Across these entries, count the lines holding the string "this"; the number is the whole answer.

** Opening The records block **

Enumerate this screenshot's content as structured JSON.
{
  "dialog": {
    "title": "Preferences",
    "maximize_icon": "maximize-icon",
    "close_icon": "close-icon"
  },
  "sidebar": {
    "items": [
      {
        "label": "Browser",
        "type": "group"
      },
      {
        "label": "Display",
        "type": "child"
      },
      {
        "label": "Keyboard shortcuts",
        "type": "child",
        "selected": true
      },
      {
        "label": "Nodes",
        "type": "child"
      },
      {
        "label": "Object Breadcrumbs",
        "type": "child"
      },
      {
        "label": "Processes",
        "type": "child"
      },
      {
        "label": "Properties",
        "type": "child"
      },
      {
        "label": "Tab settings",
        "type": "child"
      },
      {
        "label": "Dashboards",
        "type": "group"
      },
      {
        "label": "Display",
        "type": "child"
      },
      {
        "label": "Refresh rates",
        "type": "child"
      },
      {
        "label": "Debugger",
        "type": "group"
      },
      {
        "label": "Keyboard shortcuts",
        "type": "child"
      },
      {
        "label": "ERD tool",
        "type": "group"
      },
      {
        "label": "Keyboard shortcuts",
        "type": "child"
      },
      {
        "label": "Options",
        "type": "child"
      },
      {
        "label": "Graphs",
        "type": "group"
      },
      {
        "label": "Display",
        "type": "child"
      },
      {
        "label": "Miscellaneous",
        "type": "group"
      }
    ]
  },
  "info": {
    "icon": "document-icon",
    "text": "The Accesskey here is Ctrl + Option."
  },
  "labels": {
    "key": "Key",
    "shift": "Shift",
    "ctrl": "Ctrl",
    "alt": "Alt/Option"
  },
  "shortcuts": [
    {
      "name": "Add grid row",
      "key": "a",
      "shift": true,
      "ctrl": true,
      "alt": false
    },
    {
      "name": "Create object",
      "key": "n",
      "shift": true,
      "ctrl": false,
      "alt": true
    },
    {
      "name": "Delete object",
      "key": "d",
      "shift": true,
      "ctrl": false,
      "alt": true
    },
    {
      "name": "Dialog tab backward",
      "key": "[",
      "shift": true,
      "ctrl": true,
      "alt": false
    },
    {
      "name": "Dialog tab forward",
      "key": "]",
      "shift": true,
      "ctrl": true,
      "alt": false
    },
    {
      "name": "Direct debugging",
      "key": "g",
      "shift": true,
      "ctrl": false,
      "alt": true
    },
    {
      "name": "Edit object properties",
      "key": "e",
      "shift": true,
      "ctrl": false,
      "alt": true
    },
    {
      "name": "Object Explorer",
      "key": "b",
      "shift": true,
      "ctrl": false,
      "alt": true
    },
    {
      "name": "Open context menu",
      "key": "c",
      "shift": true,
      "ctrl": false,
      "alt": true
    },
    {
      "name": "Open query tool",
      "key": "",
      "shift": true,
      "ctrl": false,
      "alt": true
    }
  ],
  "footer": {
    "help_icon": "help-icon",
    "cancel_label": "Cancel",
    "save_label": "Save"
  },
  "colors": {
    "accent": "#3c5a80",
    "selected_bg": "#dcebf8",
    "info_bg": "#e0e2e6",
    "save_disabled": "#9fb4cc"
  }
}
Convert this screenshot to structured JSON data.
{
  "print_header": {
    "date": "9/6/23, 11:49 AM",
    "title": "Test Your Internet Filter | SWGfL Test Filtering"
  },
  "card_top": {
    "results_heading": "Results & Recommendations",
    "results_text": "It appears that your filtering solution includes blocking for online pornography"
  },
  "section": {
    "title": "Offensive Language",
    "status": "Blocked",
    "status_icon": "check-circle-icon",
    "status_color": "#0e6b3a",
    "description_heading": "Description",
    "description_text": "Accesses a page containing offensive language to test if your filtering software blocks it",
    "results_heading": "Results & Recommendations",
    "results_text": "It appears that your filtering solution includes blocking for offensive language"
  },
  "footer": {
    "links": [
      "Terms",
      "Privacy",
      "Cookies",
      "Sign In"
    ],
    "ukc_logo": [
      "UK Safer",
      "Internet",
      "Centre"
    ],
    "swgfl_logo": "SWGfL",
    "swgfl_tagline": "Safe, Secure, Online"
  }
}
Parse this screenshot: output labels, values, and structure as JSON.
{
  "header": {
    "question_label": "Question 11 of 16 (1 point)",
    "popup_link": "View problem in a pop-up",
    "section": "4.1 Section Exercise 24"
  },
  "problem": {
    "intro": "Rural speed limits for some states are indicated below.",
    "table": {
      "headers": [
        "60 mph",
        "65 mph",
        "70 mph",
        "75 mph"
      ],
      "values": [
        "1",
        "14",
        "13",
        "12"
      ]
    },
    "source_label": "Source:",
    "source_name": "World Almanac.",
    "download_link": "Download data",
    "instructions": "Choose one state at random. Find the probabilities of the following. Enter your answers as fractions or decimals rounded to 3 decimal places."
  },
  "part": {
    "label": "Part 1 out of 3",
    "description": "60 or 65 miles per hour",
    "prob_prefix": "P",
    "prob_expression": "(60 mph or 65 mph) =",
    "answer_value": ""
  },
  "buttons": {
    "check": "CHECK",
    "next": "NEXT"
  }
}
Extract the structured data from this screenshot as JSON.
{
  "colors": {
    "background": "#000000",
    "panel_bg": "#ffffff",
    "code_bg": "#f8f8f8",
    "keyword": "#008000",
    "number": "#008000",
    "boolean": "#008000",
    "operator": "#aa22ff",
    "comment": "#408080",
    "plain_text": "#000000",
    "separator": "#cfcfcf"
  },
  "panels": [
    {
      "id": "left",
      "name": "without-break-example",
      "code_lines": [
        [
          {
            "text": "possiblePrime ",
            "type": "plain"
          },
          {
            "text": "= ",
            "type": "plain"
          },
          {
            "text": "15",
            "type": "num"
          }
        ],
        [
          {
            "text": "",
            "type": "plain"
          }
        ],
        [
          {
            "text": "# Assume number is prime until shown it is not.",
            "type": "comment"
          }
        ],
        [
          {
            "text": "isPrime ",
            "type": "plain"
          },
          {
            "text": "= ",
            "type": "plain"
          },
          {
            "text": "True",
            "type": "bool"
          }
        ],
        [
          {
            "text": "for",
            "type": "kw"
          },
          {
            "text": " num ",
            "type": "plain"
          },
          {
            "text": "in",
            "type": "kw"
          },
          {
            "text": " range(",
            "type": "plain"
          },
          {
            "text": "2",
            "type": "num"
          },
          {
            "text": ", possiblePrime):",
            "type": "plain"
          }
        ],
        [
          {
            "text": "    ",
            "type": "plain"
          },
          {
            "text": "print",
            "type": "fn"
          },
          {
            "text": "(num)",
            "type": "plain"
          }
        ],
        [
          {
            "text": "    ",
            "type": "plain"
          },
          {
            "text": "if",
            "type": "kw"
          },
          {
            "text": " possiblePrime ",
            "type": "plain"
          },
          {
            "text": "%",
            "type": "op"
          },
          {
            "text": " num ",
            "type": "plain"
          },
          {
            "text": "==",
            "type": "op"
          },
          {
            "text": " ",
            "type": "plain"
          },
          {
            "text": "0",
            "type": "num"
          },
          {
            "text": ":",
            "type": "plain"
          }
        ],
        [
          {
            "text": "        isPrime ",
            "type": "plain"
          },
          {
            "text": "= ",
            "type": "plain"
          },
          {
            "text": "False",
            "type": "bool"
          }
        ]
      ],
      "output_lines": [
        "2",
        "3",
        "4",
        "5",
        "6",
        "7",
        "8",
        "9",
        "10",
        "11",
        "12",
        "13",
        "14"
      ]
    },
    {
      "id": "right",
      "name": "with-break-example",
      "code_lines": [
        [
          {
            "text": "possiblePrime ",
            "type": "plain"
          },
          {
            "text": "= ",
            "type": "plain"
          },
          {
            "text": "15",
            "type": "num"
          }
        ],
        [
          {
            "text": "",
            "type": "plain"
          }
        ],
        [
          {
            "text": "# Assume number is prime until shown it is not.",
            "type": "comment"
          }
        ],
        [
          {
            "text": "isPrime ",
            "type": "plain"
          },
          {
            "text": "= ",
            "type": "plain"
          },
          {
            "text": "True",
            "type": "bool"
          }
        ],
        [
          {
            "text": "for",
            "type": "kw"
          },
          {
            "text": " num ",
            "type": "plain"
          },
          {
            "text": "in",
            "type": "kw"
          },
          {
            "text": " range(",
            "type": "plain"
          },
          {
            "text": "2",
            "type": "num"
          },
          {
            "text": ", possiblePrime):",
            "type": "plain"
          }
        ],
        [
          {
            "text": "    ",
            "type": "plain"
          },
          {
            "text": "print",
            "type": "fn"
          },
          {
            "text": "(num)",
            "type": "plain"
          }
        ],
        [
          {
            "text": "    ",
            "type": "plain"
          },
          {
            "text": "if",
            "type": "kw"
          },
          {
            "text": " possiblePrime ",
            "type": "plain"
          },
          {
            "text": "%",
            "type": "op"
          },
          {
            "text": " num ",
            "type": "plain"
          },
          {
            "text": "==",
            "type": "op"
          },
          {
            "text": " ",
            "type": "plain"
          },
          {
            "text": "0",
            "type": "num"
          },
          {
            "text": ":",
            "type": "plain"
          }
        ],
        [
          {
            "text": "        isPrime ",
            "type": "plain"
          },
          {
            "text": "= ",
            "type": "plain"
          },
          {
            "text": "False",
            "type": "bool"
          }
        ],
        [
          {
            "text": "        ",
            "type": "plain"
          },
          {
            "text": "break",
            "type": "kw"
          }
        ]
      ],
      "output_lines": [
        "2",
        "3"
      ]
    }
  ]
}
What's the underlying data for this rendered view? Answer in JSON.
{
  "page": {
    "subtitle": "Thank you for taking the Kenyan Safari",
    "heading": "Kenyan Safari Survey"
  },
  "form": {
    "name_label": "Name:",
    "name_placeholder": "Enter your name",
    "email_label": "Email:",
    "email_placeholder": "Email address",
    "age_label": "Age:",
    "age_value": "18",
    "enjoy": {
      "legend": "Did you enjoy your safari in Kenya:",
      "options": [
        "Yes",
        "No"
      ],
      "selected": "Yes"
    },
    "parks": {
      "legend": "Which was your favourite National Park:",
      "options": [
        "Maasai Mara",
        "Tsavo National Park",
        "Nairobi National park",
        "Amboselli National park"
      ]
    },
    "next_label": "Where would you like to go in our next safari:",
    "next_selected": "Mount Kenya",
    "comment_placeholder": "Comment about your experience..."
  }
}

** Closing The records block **

Solution to the problem. 5